|Shreya Paul of Jadavpur University, who won the best speaker trophy
As the battle for the White House between Barack Obama and Mitt Romney gets hotter by the day, the American Center in Calcutta held a rather topical debate along with the Institute of Leadership Entrepreneurship and Development (iLead) on the institute’s Topsia campus on Friday afternoon. This was the second edition of the Jefferson Debates and the motion this year was: National elections do not have an international impact.
There were 10 teams in the fray, three from Jadavpur University, two from St. Xavier’s College and one each from NSHM, Bhavan’s Institute of Management Science (BIMS), Shri Shikshayatan, Calcutta University and iLead.

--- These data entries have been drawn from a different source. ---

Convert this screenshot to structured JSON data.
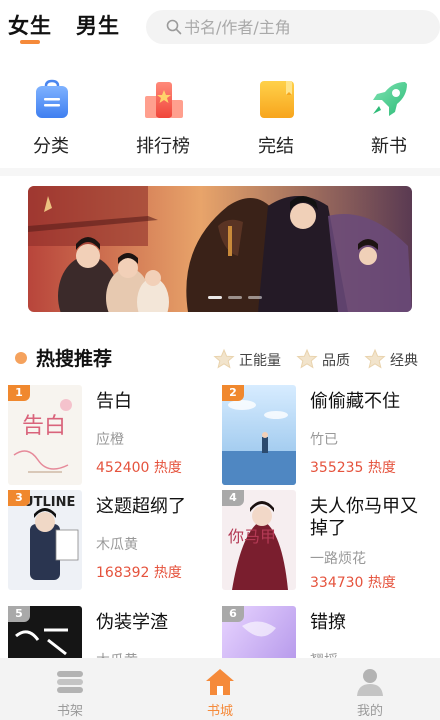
{
  "header": {
    "tabs": [
      {
        "label": "女生",
        "active": true
      },
      {
        "label": "男生",
        "active": false
      }
    ],
    "search_placeholder": "书名/作者/主角",
    "accent_color": "#f58a3a"
  },
  "shortcuts": [
    {
      "label": "分类",
      "icon": "category-bag-icon"
    },
    {
      "label": "排行榜",
      "icon": "ranking-podium-icon"
    },
    {
      "label": "完结",
      "icon": "finished-book-icon"
    },
    {
      "label": "新书",
      "icon": "new-book-rocket-icon"
    }
  ],
  "hot_search": {
    "title": "热搜推荐",
    "filters": [
      "正能量",
      "品质",
      "经典"
    ],
    "books": [
      {
        "rank": "1",
        "title": "告白",
        "author": "应橙",
        "heat": "452400 热度",
        "rank_color": "#f0882e"
      },
      {
        "rank": "2",
        "title": "偷偷藏不住",
        "author": "竹已",
        "heat": "355235 热度",
        "rank_color": "#f0882e"
      },
      {
        "rank": "3",
        "title": "这题超纲了",
        "author": "木瓜黄",
        "heat": "168392 热度",
        "rank_color": "#f0882e"
      },
      {
        "rank": "4",
        "title": "夫人你马甲又掉了",
        "author": "一路烦花",
        "heat": "334730 热度",
        "rank_color": "#a9a9a9"
      },
      {
        "rank": "5",
        "title": "伪装学渣",
        "author": "木瓜黄",
        "heat": "",
        "rank_color": "#a9a9a9"
      },
      {
        "rank": "6",
        "title": "错撩",
        "author": "翘摇",
        "heat": "",
        "rank_color": "#a9a9a9"
      }
    ],
    "cover_texts": {
      "book1": "告白",
      "book3": "OUTLINE",
      "book4": "你马甲"
    }
  },
  "bottom_nav": [
    {
      "label": "书架",
      "icon": "bookshelf-icon",
      "active": false
    },
    {
      "label": "书城",
      "icon": "home-icon",
      "active": true
    },
    {
      "label": "我的",
      "icon": "profile-icon",
      "active": false
    }
  ]
}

“I was a super-debater in high school. I loved to argue, probably because my soul is part Bengali,” quipped Jeffrey K. Reneau, the director of American Center and moderator for the day.
The format of the debate was quite interesting. Instead of the usual two, each team consisted of three members — two speakers and a “researcher”.
“Teams will be judged on the basis of style and strategy,” said judge Rachel Sunden, the deputy director of the American Center. She was joined on the judges’ panel by Sucheta Ghosh, a professor of international relations at JU, and Dipali Singhi, the principal of JD Birla College.
Soon it was over to the debaters, who unleashed a war of words on national and world politics. While Team BIMS made an attempt at a semantic battle and tried to define the term “elections”, Team iLead’s Priyanka Talukdar’s comment “morning shows the day” while explaining how small matters of local importance often add up to issues of global significance, not only earned her a round of applause but also the runners-up prize for best speaker.
The girls from Shri Shikshayatan quoted world leaders like Joseph Stalin and argued against the motion by pointing out that the word “national” was actually a part of the word “international” and therefore, national elections did, in fact, have an international impact.
While some students put forward simple and hard-to-refute arguments, some like Nirjhar Mukherjee of JU Team 1 were inclined towards grand statements, making the debate lively and engaging. “Within the next four minutes, I will take you all on a world tour,” he opened and proceeded to state historical events of various countries to support his thoughts against the motion.
The top honours went to JU Team 3, which spoke for the motion. “For the 2012 US elections, my dad is more interested in his dinner-time biryani than Barack Obama,” started Shreya Paul of JU Team 3, and went on to win the best speaker award. JU Team 2 was declared the runner-up.